It is and remains without question the absolute queen of the balcony plants. Geranium (Pelargonium) has such an enormous selection of variations and types, it sometimes seems that the beautiful flower has limitless options. Among the geraniums there are both upright standing and overhanging varieties and almost all flower colours from pure white to vibrant pink. The geranium originally comes from South Africa and therefore with good care tolerates heat and dryness very well, so it is perfect for a place in the full sun.
5. Paprika and chilli
Not only flowers thrive splendidly in sunny locations – paprika and chilli (Capsicum) also like the full sun best. Because chilli and paprika belong to the same plant genus, they are very similar both in terms of preferred location and care. Ideally, both plants are planted by a south facing wall where they can take full advantage of the intense sunlight. However, those who fear the chilli’s spiciness and think that these plants are only for the brave are mistaken! With over 3000 chilli varieties, chillies range in taste from mild to fiery, so there is something for everybody.
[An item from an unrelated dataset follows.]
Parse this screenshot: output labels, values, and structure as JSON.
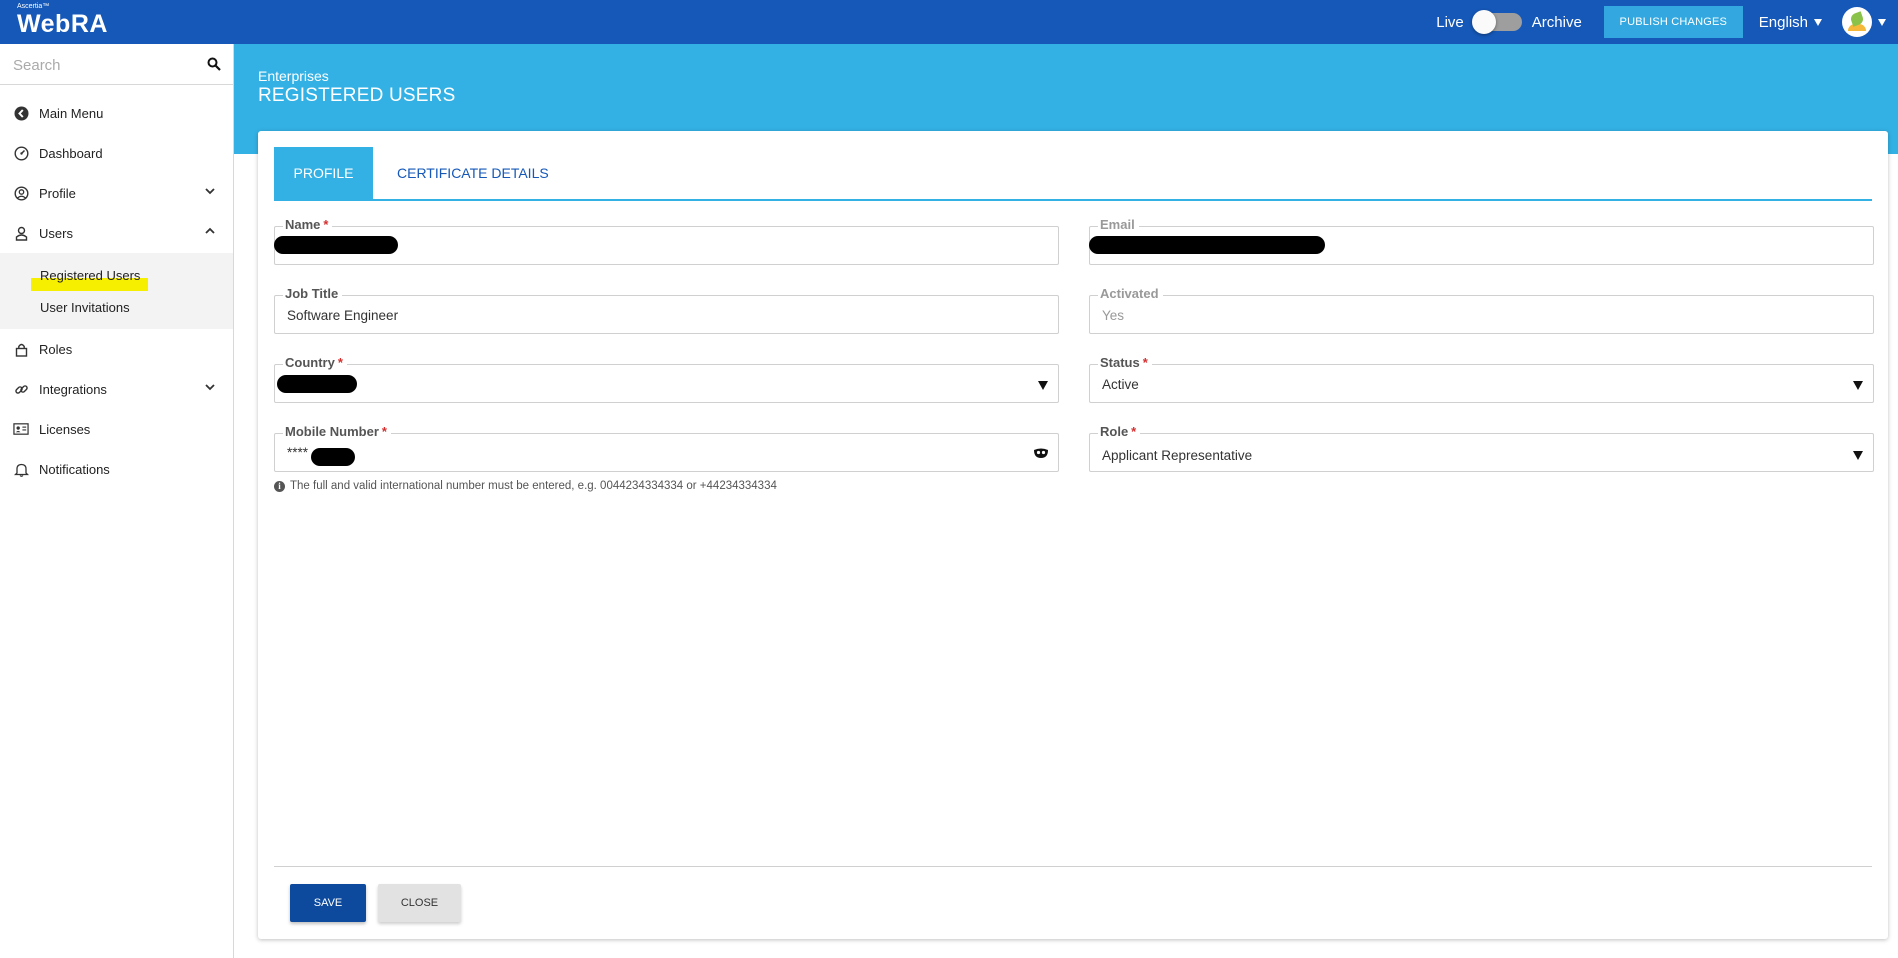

When the majestic gladioli (Gladiolus) begin to bloom in July, they make everybody’s heads turn! The gladiolus can reach a height of one and a half metres. It is very impressive mainly because of its gorgeous flowers which it carries on both sides of its stem. Moreover, there are gladioli in all colours imaginable, so if there are many of these plants, they form a magnificent sea of colour. As a summer flower, the gladiolus loves the blazing sun and can easily cope with a fully sunlit spot in the garden. However, because of its warmth loving nature, the plant should spend the winter indoors as it is particularly sensitive to frost.
3. Wild sage
Are you looking for a flamboyant and one of a kind plant? Then the wild sage (Lantana camara) is just the thing for you. The wild sage has a unique ability: its flowers change colour over time from soft yellow when they first bloom to carmine red in autumn. It thrives particularly well when it is allowed to grow in a sunny location – preferably in the full sun.
The southern globethistle (Echinops ritro) is definitely no wallflower. With its extravagant ball-shaped flowers, which almost seem to float above the ground, it is an absolute stunner. But the unique beauty of the globethistle does not only fascinate people, the enchanting flower appeals to the bees and other beneficial insects too. Despite its ostentatious appearance, the globethistle does not require much care. If you offer it a place with plenty of sunshine, the plant is completely satisfied.
Bright sunshine and lavender fields as far as the eye can see – the common lavender (Lavandula angustifolia) is for many the epitome of the summer in Provence. In temperate climate zones too, the lavender loves the sun and can therefore be planted in full sun garden beds without hesitation. Here it will delight the gardener with its beautiful violet flowers and its amazing scent, which not only has healing effects but also repels annoying mosquitoes. If your garden is not blessed with much sunshine but has instead got a lot of areas with shade, have a look at this article to find out about shade-loving plants.